Task instructions: Take the entries that follow and write them out again, word for word.

Extracted entries:

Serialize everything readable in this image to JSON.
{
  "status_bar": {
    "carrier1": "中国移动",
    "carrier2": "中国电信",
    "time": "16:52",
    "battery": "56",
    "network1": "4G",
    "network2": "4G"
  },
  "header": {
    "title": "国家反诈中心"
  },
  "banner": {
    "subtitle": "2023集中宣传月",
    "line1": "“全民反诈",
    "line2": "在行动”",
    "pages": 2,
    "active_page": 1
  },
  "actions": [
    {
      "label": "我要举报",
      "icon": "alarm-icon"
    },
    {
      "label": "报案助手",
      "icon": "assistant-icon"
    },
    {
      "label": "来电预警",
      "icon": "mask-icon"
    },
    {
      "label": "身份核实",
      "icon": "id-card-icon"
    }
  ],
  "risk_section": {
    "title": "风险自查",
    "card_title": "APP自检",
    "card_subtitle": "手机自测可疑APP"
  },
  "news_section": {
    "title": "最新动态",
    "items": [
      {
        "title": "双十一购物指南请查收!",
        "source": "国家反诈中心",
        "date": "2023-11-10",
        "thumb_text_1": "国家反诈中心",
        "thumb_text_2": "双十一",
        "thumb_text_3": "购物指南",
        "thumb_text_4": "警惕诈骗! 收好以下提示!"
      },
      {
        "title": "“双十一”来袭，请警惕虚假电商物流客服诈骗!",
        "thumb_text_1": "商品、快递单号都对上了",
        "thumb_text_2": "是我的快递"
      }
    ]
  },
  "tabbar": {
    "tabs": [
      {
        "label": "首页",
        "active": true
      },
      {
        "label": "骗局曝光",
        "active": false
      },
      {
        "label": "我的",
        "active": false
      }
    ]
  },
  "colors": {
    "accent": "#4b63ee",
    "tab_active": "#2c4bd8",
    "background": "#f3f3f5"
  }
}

Response to the task:
Serialize everything readable in this image to JSON.
{
  "status_bar": {
    "carrier1": "中国移动",
    "carrier2": "中国电信",
    "time": "16:52",
    "battery": "56",
    "network1": "4G",
    "network2": "4G"
  },
  "header": {
    "title": "国家反诈中心"
  },
  "banner": {
    "subtitle": "2023集中宣传月",
    "line1": "“全民反诈",
    "line2": "在行动”",
    "pages": 2,
    "active_page": 1
  },
  "actions": [
    {
      "label": "我要举报",
      "icon": "alarm-icon"
    },
    {
      "label": "报案助手",
      "icon": "assistant-icon"
    },
    {
      "label": "来电预警",
      "icon": "mask-icon"
    },
    {
      "label": "身份核实",
      "icon": "id-card-icon"
    }
  ],
  "risk_section": {
    "title": "风险自查",
    "card_title": "APP自检",
    "card_subtitle": "手机自测可疑APP"
  },
  "news_section": {
    "title": "最新动态",
    "items": [
      {
        "title": "双十一购物指南请查收!",
        "source": "国家反诈中心",
        "date": "2023-11-10",
        "thumb_text_1": "国家反诈中心",
        "thumb_text_2": "双十一",
        "thumb_text_3": "购物指南",
        "thumb_text_4": "警惕诈骗! 收好以下提示!"
      },
      {
        "title": "“双十一”来袭，请警惕虚假电商物流客服诈骗!",
        "thumb_text_1": "商品、快递单号都对上了",
        "thumb_text_2": "是我的快递"
      }
    ]
  },
  "tabbar": {
    "tabs": [
      {
        "label": "首页",
        "active": true
      },
      {
        "label": "骗局曝光",
        "active": false
      },
      {
        "label": "我的",
        "active": false
      }
    ]
  },
  "colors": {
    "accent": "#4b63ee",
    "tab_active": "#2c4bd8",
    "background": "#f3f3f5"
  }
}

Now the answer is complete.